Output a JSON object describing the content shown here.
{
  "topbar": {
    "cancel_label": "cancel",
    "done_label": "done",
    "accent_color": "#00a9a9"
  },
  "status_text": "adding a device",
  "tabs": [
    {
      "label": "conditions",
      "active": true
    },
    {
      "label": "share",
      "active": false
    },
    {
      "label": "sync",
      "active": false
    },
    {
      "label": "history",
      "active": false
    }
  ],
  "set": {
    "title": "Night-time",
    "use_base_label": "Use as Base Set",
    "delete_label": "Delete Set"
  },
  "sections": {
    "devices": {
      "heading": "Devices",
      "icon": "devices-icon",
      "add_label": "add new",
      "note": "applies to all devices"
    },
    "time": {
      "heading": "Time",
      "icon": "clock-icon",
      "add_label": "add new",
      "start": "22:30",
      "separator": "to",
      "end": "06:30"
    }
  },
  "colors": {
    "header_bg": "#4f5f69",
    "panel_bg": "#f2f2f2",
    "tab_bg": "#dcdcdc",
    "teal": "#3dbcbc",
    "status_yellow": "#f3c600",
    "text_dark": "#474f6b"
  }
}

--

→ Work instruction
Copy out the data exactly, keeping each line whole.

→ Solution to the exercise
Output a JSON object describing the content shown here.
{
  "topbar": {
    "cancel_label": "cancel",
    "done_label": "done",
    "accent_color": "#00a9a9"
  },
  "status_text": "adding a device",
  "tabs": [
    {
      "label": "conditions",
      "active": true
    },
    {
      "label": "share",
      "active": false
    },
    {
      "label": "sync",
      "active": false
    },
    {
      "label": "history",
      "active": false
    }
  ],
  "set": {
    "title": "Night-time",
    "use_base_label": "Use as Base Set",
    "delete_label": "Delete Set"
  },
  "sections": {
    "devices": {
      "heading": "Devices",
      "icon": "devices-icon",
      "add_label": "add new",
      "note": "applies to all devices"
    },
    "time": {
      "heading": "Time",
      "icon": "clock-icon",
      "add_label": "add new",
      "start": "22:30",
      "separator": "to",
      "end": "06:30"
    }
  },
  "colors": {
    "header_bg": "#4f5f69",
    "panel_bg": "#f2f2f2",
    "tab_bg": "#dcdcdc",
    "teal": "#3dbcbc",
    "status_yellow": "#f3c600",
    "text_dark": "#474f6b"
  }
}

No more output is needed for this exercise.